Lawsuit; (a) definition:
What companies often do to smaller competitors when they fear they otherwise cannot compete on the merits of their products.
Make no mistake, this is a nuisance lawsuit designed to intimidate. To quote from the complaint:
A significant and highly touted feature of the new beta version of Zotero, however, is its ability to convert - in direct violation of the License Agreement - Thomson’s 3,500 plus proprietary .ens style files within the EndNote Software into free, open source, easily distributable Zotero .csl files.
So what are they complaining about here?
- They say that
GMU reverse engineered Reuters’ EndNote software to create Zotero.They cannot possibly demonstrate any evidence to support this claim, as it is not true. What Zotero does in order to read Endnote style files is no different than what, say, OpenOffice.org does to read Microsoft Word binary files. All the Zotero team did was figure out how to map the style files to Zotero internal style structure, which has no connection to Endnote, but is in fact based on development work on CSL. Thomson’s complaint, then, has the same merit as if Microsoft were to sue OpenOffice.org for its ability to read .doc files.
- I suppose they might have some legal basis for complaining if Zotero distributed Endnote style files (no doubt most of which are developed by Endnote users), but they do not.
- Finally, Zotero does not technically convert Endnote style files to CSL files; this only happens internally.
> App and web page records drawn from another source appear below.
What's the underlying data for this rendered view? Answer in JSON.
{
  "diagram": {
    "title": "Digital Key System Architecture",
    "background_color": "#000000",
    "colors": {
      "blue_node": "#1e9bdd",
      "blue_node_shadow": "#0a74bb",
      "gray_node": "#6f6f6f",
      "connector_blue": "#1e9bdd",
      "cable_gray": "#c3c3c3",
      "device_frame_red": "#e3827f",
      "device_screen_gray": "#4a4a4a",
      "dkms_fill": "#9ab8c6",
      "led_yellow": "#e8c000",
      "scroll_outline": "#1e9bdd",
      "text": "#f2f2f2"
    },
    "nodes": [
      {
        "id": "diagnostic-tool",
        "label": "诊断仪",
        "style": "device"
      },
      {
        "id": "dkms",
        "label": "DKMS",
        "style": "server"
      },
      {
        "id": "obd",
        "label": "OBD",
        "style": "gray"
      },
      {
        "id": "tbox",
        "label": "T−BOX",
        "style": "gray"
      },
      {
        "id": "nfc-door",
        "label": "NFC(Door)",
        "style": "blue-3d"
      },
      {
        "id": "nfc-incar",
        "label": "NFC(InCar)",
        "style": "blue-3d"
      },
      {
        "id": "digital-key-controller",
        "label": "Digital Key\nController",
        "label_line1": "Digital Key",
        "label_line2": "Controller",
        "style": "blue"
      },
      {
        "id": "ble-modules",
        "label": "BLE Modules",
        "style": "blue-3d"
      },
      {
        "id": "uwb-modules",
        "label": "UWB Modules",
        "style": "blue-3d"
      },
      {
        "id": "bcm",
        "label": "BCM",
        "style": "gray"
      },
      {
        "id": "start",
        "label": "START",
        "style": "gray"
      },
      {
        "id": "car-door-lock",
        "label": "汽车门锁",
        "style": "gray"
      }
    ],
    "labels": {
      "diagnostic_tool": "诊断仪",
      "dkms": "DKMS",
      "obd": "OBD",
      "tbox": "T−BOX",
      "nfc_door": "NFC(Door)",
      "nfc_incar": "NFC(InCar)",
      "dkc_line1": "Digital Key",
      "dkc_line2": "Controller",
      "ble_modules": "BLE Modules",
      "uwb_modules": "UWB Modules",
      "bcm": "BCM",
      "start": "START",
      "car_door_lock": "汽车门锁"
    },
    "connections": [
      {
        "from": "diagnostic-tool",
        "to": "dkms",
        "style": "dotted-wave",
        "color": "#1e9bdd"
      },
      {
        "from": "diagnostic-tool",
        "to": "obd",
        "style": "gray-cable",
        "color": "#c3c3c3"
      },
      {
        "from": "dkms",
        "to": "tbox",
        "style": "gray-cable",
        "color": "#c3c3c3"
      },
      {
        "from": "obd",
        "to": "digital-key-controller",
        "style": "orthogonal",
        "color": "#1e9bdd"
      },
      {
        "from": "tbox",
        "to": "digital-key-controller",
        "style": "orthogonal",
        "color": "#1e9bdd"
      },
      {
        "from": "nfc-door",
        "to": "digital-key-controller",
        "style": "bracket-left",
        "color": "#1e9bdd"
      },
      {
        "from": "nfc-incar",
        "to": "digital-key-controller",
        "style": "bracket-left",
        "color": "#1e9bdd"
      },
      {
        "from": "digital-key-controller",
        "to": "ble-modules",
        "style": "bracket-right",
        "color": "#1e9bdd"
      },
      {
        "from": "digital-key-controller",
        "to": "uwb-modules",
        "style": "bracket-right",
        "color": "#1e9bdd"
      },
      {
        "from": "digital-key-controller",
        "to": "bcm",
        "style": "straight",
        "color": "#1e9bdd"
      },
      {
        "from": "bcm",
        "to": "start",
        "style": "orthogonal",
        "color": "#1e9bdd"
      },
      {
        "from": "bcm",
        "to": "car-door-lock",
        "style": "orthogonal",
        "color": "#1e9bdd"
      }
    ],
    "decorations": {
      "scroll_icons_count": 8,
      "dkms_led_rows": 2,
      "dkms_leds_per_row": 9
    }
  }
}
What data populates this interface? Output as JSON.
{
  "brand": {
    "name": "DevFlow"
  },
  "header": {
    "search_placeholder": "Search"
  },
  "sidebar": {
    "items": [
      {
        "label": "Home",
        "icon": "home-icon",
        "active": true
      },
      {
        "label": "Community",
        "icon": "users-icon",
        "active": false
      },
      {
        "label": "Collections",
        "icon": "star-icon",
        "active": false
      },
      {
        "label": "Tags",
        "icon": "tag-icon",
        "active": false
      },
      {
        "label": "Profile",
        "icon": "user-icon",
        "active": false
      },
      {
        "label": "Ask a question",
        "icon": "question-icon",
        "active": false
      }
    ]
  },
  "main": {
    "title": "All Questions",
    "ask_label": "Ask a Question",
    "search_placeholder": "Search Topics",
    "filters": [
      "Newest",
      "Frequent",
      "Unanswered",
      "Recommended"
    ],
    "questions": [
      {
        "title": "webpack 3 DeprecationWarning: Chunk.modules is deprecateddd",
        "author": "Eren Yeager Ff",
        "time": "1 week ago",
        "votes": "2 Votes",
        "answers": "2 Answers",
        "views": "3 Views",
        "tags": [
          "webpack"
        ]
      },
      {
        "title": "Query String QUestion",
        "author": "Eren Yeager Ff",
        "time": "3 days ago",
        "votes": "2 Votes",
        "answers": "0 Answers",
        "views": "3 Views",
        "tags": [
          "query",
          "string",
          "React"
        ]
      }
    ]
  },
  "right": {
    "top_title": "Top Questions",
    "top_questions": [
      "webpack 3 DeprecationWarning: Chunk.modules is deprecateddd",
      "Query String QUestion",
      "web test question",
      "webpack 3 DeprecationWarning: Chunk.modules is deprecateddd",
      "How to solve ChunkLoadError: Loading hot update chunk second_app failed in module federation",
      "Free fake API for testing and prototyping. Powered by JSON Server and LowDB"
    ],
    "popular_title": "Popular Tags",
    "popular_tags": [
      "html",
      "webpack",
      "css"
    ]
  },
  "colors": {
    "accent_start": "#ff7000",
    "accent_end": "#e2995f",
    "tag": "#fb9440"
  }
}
It is my hope that individuals and institutions see this lawsuit for what it is, and that it becomes yet another reason to in fact support Zotero (and other free solutions) and move away from Endnote. It is also my hope that Zotero and George Mason are not intimidated by this, and that they might see some help on the legal front to fight it.